There is a lot that is unpredictable in a performance that relies on intervention from the spectators. How does that improvisation inspire you?
B. L. — The audience is invited to draw their own traces on top of ours, while respecting the ritual. We place ourselves in a meditative state with a sense awakening technique, and the traces themselves give rise to a dance. This is not a predefined piece, but one that is attentive to what is instinctively revealed, and that leads to new perceptions of what dance can be. Unlike traditional approaches to choreography, we rely on chaotic, unorganized points of reference, as we favour a fluid rapport with the space where we are sensitive to the presence of the other.
S. C. — Each line or curve transforms us. The fact that a line is thick or dense, or light and airy, creates spaces inside us. There is a resonance in our bodies that is visual, but that we also experience. The presence of others influences us and can create vertigo. We absorb everything that is happening around us. All those lines and traces, ours and those of the audience, create movement. I can feel traces of women, particularly those of my ancestors, but also those of the other performers and those of the spectators. I am aware of their traces but not on an intellectual level; it is sensory awareness. There is a lot of room for imagination in this performance. That simple, meticulous task of putting tape on the floor becomes captivating.

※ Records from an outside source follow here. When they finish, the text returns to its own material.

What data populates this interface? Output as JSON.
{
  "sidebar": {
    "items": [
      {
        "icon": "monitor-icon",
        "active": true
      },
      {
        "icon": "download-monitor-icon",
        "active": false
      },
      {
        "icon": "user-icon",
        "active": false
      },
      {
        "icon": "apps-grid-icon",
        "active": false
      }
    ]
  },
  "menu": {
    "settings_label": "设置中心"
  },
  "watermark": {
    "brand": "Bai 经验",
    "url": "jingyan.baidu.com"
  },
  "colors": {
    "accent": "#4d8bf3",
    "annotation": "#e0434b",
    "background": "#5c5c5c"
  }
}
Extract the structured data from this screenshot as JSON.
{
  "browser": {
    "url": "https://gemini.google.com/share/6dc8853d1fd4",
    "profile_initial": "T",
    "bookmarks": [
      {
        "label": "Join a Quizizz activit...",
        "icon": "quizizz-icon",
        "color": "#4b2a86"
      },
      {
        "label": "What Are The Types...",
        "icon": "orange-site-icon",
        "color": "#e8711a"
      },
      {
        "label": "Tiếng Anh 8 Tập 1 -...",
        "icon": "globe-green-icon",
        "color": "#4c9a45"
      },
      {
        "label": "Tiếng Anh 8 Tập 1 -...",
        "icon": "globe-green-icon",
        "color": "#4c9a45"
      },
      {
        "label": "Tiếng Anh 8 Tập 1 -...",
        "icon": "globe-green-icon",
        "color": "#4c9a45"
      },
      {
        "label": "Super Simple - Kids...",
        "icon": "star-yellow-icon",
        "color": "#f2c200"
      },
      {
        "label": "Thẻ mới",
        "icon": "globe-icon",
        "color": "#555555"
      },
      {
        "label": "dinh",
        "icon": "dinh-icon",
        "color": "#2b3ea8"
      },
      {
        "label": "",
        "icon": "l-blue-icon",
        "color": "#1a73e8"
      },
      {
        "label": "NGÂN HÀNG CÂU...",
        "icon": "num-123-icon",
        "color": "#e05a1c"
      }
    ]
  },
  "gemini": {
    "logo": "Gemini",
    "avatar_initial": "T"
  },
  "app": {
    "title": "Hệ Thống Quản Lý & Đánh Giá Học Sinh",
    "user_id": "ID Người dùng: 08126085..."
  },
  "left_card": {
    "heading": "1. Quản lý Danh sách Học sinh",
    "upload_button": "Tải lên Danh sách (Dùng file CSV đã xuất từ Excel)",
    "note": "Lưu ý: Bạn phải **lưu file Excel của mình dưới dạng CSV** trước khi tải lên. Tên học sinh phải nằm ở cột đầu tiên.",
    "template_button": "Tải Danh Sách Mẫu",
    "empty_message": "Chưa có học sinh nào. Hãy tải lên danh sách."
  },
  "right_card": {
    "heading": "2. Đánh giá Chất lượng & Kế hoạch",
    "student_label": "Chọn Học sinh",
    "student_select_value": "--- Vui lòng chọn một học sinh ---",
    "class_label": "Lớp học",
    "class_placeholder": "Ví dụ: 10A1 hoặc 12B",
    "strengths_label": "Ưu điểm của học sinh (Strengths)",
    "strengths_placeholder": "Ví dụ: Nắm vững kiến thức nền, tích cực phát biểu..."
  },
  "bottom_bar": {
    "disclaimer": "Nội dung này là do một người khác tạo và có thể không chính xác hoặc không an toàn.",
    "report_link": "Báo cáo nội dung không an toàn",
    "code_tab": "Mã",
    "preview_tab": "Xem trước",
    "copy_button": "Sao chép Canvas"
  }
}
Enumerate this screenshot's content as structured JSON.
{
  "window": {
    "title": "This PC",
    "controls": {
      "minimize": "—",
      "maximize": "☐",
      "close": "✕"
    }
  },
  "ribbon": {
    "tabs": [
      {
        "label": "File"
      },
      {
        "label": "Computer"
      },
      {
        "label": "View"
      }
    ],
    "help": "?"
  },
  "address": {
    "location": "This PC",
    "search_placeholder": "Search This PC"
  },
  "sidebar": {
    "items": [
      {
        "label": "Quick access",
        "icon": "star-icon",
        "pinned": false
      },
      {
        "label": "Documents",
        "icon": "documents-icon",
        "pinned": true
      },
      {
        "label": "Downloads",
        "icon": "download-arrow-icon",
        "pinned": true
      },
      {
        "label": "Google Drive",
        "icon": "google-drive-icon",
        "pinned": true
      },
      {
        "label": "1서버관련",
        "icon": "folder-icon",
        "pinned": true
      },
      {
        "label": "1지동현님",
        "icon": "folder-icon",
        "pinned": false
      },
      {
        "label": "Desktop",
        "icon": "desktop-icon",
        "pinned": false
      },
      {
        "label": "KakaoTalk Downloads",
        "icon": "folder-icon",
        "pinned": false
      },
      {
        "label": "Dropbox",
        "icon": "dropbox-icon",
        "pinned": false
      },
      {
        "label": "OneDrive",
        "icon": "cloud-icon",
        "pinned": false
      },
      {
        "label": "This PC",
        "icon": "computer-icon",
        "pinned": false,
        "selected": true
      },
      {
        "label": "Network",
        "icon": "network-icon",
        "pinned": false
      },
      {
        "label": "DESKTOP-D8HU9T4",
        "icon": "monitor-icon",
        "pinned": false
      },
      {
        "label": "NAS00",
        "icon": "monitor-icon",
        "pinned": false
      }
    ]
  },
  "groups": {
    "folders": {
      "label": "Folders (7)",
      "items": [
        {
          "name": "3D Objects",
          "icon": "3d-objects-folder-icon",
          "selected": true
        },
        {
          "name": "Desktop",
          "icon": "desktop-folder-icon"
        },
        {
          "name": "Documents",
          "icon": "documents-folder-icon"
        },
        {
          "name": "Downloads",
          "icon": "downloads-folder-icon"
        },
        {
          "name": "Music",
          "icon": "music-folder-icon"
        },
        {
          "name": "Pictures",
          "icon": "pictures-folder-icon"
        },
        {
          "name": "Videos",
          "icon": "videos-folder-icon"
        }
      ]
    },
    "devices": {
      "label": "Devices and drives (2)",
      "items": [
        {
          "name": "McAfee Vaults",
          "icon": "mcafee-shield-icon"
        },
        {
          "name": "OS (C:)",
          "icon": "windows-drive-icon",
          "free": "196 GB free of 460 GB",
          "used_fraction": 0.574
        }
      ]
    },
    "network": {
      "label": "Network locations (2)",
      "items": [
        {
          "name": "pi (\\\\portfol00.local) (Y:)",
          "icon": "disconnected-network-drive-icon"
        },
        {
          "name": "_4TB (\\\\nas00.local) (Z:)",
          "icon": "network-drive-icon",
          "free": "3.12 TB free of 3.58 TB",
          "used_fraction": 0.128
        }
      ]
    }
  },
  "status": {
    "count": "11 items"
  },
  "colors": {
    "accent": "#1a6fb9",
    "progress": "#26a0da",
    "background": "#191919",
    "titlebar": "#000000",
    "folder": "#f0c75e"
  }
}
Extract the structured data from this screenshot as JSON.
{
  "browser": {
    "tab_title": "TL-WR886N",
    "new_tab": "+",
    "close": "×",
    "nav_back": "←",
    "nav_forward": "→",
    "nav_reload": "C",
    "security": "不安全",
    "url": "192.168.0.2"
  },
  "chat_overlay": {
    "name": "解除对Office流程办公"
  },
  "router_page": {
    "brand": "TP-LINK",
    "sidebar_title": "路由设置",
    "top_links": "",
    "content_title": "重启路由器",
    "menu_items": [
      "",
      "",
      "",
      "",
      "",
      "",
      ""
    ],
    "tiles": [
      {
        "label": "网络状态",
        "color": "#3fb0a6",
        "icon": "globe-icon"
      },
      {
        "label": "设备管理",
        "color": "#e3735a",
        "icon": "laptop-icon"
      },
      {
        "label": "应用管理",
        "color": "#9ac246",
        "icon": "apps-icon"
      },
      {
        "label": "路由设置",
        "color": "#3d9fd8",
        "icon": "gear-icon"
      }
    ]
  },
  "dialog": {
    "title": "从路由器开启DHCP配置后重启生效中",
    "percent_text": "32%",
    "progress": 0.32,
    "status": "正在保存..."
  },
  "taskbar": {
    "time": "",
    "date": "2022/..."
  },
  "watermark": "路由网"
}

Time stops, stretches out, resonates.
“If any dancer can find other dimensions, it is surely Lachambre.”
Victor Swoboda, Montreal Gazette, 2015-05-09, about Hyperterrestres
“Lachambre is stooped but resilient; a shape-shifter.”
Lucy M. May, Dance Current, 2014-05-30, about Snakeskins
“Any work by Benoît Lachambre commands attention.”
Victor Swoboda, Montreal Gazette, 2013-10-12, about Prismes
“Lachambre opens himself up as never before in a performance, making his own skin a surface of resistance to any formatted idea.”
Downtown Calgary, Getdown.com, 2016-02-25, about Snakeskins